DATASET EXCERPTS —
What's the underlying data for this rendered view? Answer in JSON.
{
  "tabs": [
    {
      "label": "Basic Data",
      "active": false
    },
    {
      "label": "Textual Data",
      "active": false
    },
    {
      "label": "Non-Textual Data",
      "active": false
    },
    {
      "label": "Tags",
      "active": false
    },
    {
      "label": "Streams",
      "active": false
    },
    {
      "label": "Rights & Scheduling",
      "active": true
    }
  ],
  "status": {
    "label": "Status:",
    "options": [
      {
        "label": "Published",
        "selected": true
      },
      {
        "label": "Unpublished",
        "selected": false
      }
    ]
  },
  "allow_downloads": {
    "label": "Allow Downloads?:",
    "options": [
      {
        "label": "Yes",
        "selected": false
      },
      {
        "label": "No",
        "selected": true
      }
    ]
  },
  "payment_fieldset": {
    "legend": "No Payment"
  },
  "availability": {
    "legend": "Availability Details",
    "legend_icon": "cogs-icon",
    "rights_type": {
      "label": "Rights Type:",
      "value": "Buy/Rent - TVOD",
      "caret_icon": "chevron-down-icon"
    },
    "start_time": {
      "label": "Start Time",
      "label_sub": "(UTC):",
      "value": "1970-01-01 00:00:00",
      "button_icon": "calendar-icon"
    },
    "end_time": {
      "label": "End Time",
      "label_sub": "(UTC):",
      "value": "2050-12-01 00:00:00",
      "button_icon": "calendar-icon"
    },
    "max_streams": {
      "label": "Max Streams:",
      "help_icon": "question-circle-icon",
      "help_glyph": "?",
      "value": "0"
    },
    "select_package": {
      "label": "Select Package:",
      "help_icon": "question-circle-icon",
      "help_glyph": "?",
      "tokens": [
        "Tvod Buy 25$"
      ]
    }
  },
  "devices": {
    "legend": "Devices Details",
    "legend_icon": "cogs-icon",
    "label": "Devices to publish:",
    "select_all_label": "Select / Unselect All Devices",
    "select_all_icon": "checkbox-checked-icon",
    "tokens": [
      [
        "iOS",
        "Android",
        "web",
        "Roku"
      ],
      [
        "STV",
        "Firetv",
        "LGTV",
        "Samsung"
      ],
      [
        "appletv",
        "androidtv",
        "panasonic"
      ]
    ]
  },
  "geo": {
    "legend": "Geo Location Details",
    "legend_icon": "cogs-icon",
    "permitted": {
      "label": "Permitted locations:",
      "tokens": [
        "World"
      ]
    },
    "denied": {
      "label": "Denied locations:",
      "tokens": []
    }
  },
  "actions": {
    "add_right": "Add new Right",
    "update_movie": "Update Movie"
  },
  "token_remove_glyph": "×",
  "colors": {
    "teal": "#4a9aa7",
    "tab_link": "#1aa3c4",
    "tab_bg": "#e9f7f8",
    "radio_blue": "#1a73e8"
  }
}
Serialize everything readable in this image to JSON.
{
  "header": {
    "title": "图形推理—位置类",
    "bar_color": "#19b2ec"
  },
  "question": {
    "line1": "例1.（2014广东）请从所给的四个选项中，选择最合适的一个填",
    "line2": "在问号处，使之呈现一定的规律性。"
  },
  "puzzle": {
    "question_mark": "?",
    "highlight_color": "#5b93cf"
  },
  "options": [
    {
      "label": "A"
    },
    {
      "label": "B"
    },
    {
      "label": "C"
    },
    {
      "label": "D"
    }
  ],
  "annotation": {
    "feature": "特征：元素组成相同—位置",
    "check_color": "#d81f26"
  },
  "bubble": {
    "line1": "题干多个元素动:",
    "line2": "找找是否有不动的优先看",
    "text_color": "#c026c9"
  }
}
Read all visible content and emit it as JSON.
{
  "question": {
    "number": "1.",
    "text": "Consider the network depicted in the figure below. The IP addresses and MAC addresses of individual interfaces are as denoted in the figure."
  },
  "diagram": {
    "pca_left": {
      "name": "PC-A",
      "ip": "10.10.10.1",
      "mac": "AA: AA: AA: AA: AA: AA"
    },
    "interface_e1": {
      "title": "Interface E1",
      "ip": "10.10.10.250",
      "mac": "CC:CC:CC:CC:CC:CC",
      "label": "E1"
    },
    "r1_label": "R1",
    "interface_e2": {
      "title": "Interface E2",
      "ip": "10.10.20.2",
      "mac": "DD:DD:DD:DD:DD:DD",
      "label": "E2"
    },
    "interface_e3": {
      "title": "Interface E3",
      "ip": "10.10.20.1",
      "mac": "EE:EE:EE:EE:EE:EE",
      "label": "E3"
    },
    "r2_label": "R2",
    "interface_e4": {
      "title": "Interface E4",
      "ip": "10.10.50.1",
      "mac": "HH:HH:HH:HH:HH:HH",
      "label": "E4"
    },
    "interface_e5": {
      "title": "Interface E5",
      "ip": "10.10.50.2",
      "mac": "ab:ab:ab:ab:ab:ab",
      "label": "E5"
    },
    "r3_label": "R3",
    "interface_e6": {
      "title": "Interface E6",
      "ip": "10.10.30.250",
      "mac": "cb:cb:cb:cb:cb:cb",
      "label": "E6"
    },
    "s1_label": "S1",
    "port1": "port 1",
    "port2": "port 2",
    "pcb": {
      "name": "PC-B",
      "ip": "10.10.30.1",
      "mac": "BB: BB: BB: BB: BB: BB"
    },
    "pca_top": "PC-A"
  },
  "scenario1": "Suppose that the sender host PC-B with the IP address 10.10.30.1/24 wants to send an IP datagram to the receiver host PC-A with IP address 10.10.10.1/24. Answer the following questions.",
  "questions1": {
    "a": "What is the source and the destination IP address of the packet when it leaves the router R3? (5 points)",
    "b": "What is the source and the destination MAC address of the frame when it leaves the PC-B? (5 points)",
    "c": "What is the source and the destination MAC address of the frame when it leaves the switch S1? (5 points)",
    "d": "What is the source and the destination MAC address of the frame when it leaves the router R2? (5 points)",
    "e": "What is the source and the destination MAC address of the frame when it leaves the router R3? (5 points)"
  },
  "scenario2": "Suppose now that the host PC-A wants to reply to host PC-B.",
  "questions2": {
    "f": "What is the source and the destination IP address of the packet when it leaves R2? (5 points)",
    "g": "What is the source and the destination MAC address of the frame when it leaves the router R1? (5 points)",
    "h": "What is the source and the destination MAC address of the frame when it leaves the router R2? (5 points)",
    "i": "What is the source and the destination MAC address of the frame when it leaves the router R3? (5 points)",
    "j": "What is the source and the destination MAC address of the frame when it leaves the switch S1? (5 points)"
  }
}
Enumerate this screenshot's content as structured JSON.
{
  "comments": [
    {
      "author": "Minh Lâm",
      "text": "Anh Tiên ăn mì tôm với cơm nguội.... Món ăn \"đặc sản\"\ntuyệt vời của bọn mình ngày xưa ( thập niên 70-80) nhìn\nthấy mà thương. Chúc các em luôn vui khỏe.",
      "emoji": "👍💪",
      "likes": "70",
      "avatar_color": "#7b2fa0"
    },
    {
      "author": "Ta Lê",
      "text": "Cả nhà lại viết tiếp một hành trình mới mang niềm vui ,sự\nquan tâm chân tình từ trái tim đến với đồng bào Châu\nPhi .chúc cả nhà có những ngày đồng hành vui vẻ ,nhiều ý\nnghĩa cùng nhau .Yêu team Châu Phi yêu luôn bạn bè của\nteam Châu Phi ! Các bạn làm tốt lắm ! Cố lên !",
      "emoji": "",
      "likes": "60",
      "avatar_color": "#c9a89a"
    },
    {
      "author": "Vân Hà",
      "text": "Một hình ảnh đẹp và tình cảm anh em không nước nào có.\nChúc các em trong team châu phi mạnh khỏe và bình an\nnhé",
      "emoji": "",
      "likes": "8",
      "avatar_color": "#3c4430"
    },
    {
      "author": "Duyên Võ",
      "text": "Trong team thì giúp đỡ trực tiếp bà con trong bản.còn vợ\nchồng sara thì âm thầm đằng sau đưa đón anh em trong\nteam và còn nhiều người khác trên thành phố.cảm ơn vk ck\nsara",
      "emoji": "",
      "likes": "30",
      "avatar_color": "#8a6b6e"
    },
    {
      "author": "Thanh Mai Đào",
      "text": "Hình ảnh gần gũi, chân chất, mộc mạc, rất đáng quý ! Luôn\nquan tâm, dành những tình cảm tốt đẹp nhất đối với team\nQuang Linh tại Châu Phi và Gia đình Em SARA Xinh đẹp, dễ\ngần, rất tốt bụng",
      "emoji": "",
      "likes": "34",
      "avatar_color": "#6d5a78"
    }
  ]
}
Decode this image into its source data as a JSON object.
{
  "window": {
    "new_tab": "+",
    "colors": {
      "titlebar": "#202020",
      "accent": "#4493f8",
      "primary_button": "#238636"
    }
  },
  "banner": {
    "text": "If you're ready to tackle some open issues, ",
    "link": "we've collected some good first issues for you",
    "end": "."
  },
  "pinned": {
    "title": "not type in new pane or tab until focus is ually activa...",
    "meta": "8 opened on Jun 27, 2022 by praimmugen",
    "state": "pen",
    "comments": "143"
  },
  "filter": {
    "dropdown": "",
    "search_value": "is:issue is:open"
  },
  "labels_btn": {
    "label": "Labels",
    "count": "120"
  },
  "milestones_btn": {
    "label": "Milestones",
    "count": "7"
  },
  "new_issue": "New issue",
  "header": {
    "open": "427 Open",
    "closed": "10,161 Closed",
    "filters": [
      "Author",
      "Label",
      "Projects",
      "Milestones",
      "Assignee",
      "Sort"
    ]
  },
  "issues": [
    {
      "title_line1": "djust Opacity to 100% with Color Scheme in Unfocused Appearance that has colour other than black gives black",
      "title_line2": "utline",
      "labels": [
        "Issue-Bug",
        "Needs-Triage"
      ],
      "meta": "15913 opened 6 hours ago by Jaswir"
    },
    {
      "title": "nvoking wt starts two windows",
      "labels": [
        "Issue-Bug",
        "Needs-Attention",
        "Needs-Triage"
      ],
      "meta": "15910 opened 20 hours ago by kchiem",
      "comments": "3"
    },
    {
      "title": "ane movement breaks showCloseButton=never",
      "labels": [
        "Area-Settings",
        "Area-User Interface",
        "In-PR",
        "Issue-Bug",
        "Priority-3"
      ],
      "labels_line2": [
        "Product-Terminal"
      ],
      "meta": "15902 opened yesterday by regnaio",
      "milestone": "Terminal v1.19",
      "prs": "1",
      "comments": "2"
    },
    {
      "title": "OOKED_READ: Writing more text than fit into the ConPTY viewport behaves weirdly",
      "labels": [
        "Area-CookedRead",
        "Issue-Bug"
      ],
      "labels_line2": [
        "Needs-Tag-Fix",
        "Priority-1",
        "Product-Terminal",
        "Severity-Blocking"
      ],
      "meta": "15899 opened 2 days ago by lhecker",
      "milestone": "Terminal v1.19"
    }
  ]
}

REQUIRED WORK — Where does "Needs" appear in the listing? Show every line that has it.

SOLUTION —
        "Needs-Triage"
        "Needs-Attention",
        "Needs-Triage"
        "Needs-Tag-Fix",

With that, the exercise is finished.